▶ [Task]: Scan the data beneath this task and copy each line that includes "name".

▶ [Input data]:
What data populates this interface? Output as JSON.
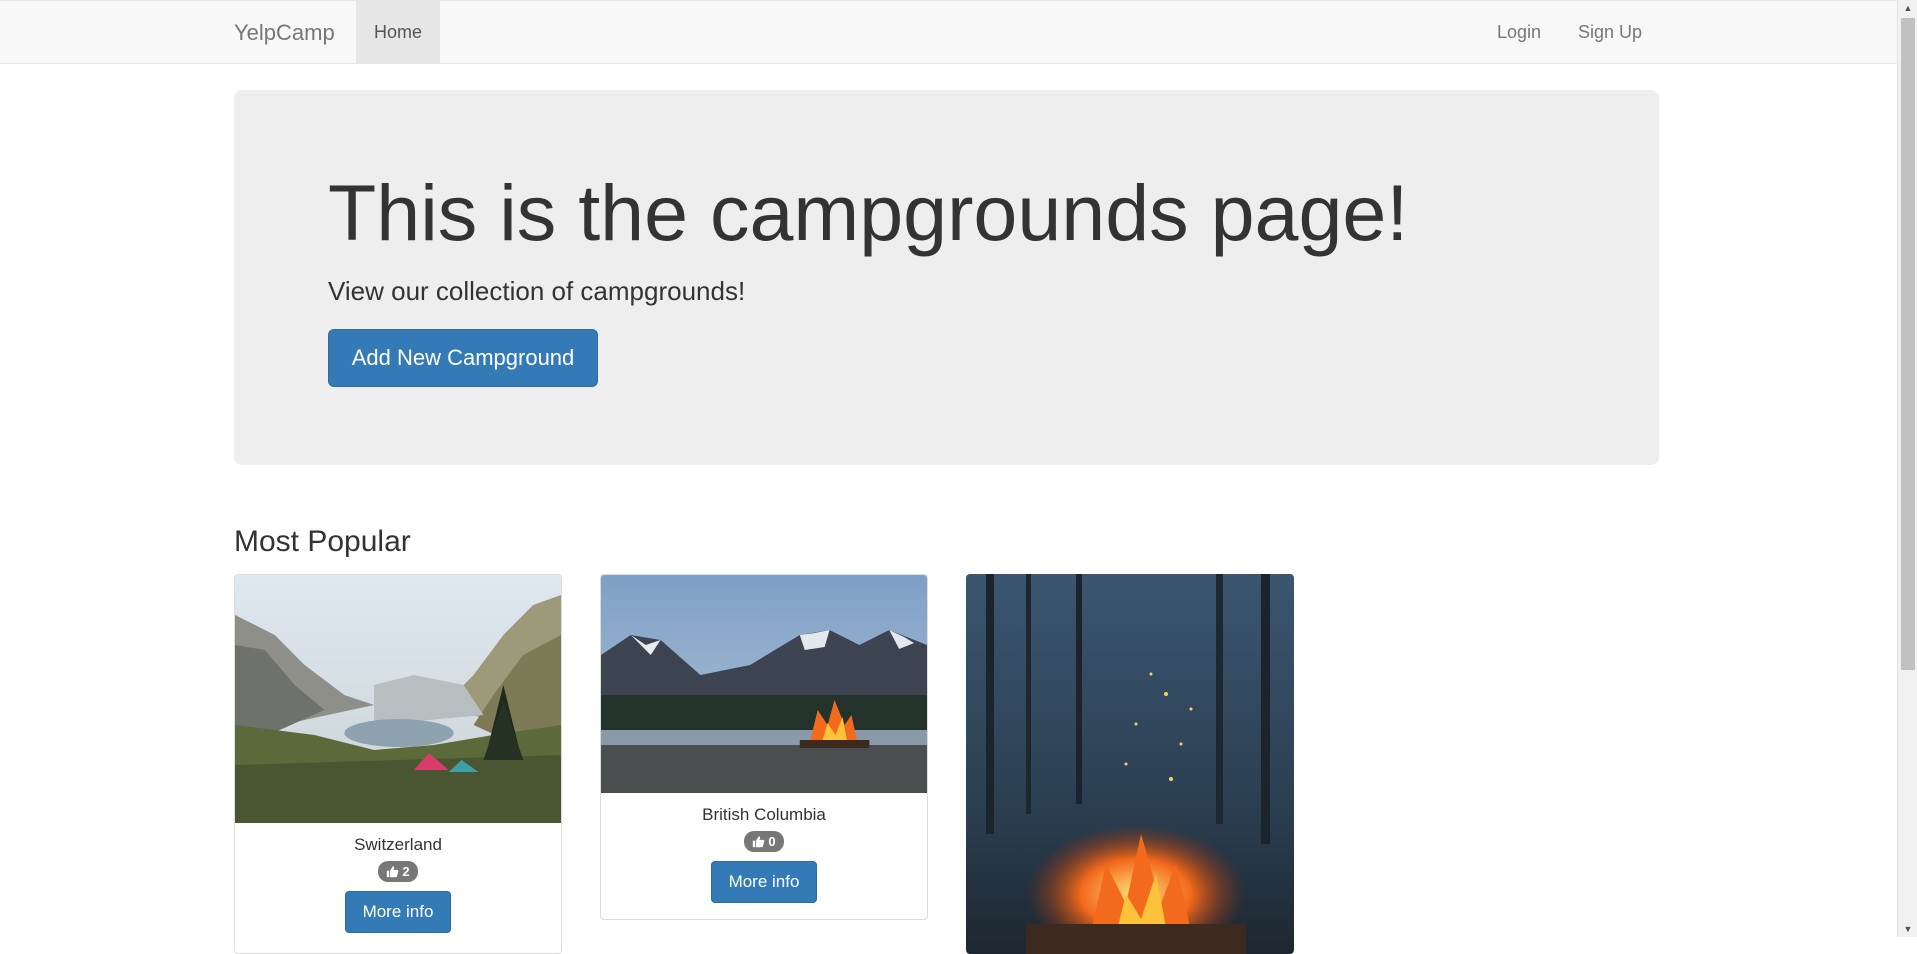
{
  "navbar": {
    "brand": "YelpCamp",
    "home": "Home",
    "login": "Login",
    "signup": "Sign Up"
  },
  "jumbotron": {
    "title": "This is the campgrounds page!",
    "subtitle": "View our collection of campgrounds!",
    "add_button": "Add New Campground"
  },
  "section": {
    "title": "Most Popular"
  },
  "campgrounds": [
    {
      "name": "Switzerland",
      "likes": "2",
      "button": "More info"
    },
    {
      "name": "British Columbia",
      "likes": "0",
      "button": "More info"
    },
    {
      "name": "",
      "likes": "",
      "button": ""
    }
  ],
  "colors": {
    "primary": "#337ab7",
    "navbar_bg": "#f8f8f8",
    "jumbotron_bg": "#eeeeee",
    "badge_bg": "#777777"
  }
}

▶ [Solution to the problem]:
      "name": "Switzerland",
      "name": "British Columbia",
      "name": "",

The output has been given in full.